Kolkata: After burning for almost 100 hours, the 13-storeyed Nandaram Market is now a brooding, smoke-blackened shell that towers ominously over the city’s largest wholesale market, hardly resembling the piece of sought-after real estate it once was.
Living on the edge: Every possible space-corner, footpath, road-is blocked on Canning Street. (Photo: Indranil Bhoumik/ Mint)
Traders from Rajasthan, owning most shops in the market, told PTI the fire gutted property worth Rs1,000 crore, ruined 1,700 shops and affected the livelihood of 15,000 families. The blaze once again highlighted unsafe and unchecked buildings that host thriving hubs of business, in part why it is not possible to safely reconstruct these markets.
“This was not the first fire in the area and it will definitely not be the last,” said Om Prakash Agarwal, who had two shops and a godown in Kolkata’s tallest illegal structure, declared so by the Supreme Court in 1986. Hundreds of crores of rupees changed hands daily in pigeonhole-like offices called gaddis.
Sadly, the very nature of the bazaar and the way business is transacted here makes reconstruction an uphill task. Narrow winding streets leading to it means vehicles navigate the route to the market with difficulty, and getting firefighters there is “a Herculean task”, said Lt Col S.K. Vohra, deputy commandant of ammunition depot, Panagarh. He was one of the key men in charge of dousing the fire. And the market itself is crammed with synthetic as well as cotton garments, cooking gas cylinders, paints, varnishes and even camphor—a potent combination of highly flammable goods—as are many other such markets in this and other Indian cities.
Traders hook up for illegal power and monthly rents in older buildings are barely Rs15-20: hardly an incentive for landlords to make the buildings safe and secure. With the bulk of business transacted here often lacking a legal licence and the goods being uninsured, the government can easily afford to wash its hands of the mess, citing rules that weren’t observed and rampant violations.
For more photographs, click on the links below:
1. Trade worth crores is conducted in the narrow Bonfield Lane.
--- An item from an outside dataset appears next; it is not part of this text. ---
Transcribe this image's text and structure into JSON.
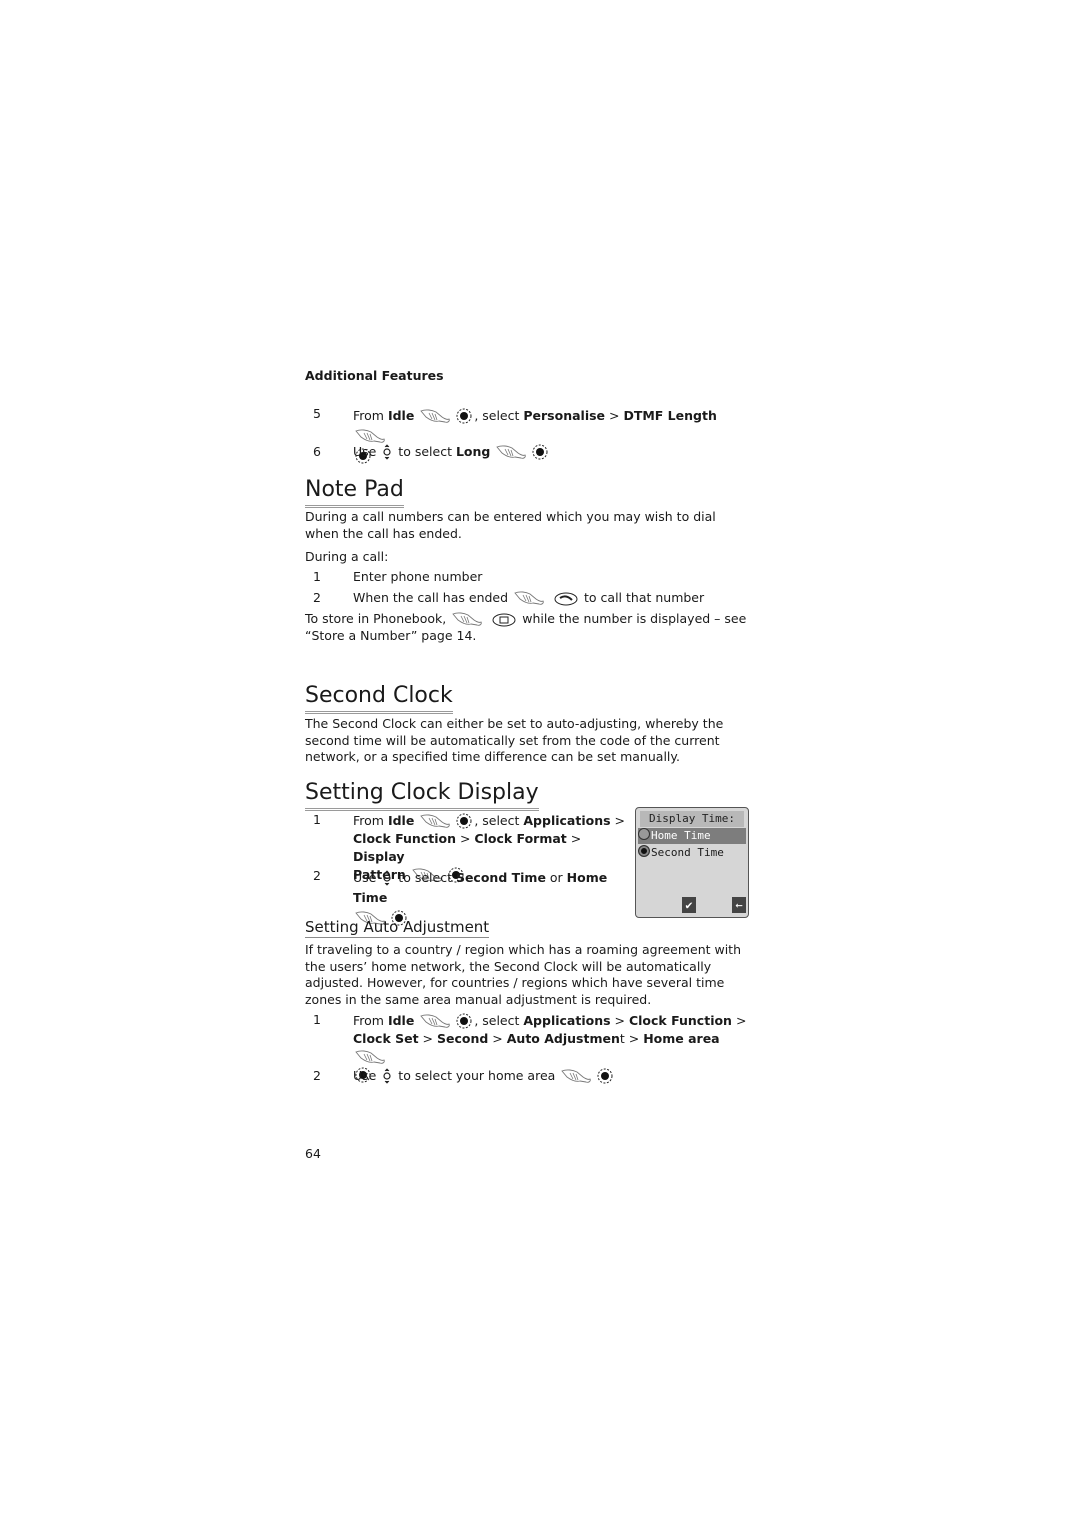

2. No power interruption here: a transformer exists without the minimum safe distance.
3. A derelict building on Rabindranath Sarani, a main road in the Burrabazar area.
Photographs by: Indranil Bhoumik/ Mint